- **ASSIGNMENT**: Each record below gets repeated exactly, and pictures stay out of the copy.

___ RECORDED DATA

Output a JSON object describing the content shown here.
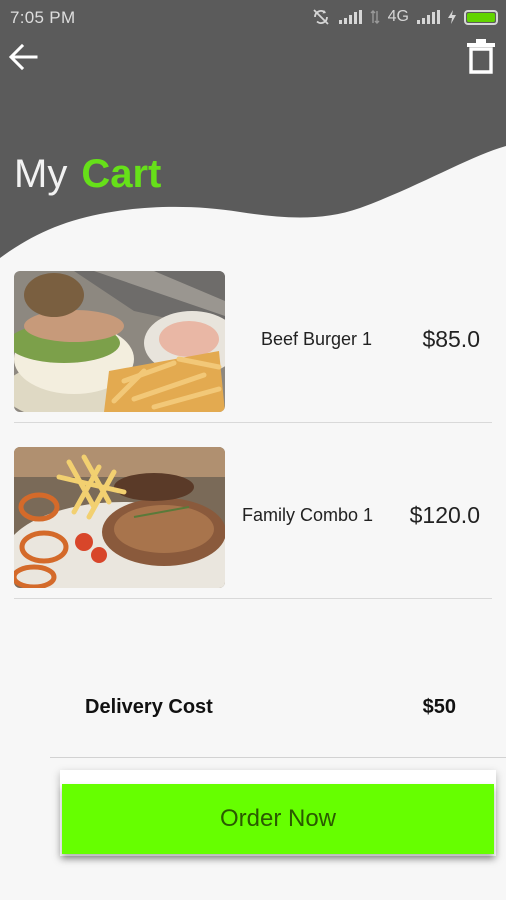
{
  "status_bar": {
    "time": "7:05  PM",
    "network": "4G"
  },
  "header": {
    "title_prefix": "My",
    "title_accent": "Cart"
  },
  "cart": {
    "items": [
      {
        "name": "Beef Burger 1",
        "price": "$85.0",
        "image": "beef-burger-photo"
      },
      {
        "name": "Family Combo 1",
        "price": "$120.0",
        "image": "family-combo-photo"
      }
    ]
  },
  "delivery": {
    "label": "Delivery Cost",
    "value": "$50"
  },
  "order": {
    "button_label": "Order Now"
  },
  "colors": {
    "header_bg": "#5b5b5b",
    "accent": "#66e019",
    "order_button": "#66ff00",
    "background": "#f7f7f7"
  },
  "icons": {
    "back": "arrow-left-icon",
    "trash": "trash-icon",
    "sync": "sync-off-icon",
    "signal": "signal-icon",
    "battery": "battery-icon"
  }
}
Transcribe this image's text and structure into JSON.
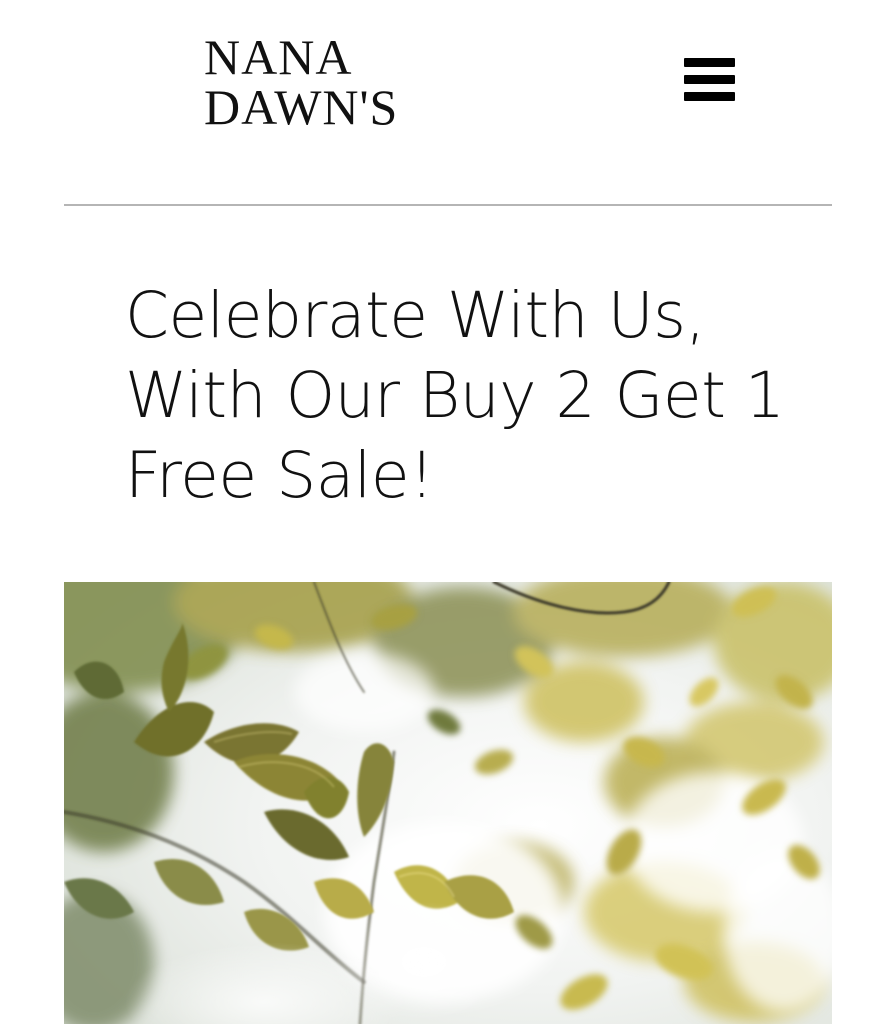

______

- **ANSWER FOR THIS EXERCISE**:
Output a JSON object describing the content shown here.
{
  "status_bar": {
    "time": "7:05  PM",
    "network": "4G"
  },
  "header": {
    "title_prefix": "My",
    "title_accent": "Cart"
  },
  "cart": {
    "items": [
      {
        "name": "Beef Burger 1",
        "price": "$85.0",
        "image": "beef-burger-photo"
      },
      {
        "name": "Family Combo 1",
        "price": "$120.0",
        "image": "family-combo-photo"
      }
    ]
  },
  "delivery": {
    "label": "Delivery Cost",
    "value": "$50"
  },
  "order": {
    "button_label": "Order Now"
  },
  "colors": {
    "header_bg": "#5b5b5b",
    "accent": "#66e019",
    "order_button": "#66ff00",
    "background": "#f7f7f7"
  },
  "icons": {
    "back": "arrow-left-icon",
    "trash": "trash-icon",
    "sync": "sync-off-icon",
    "signal": "signal-icon",
    "battery": "battery-icon"
  }
}
Transcribe this image's text and structure into JSON.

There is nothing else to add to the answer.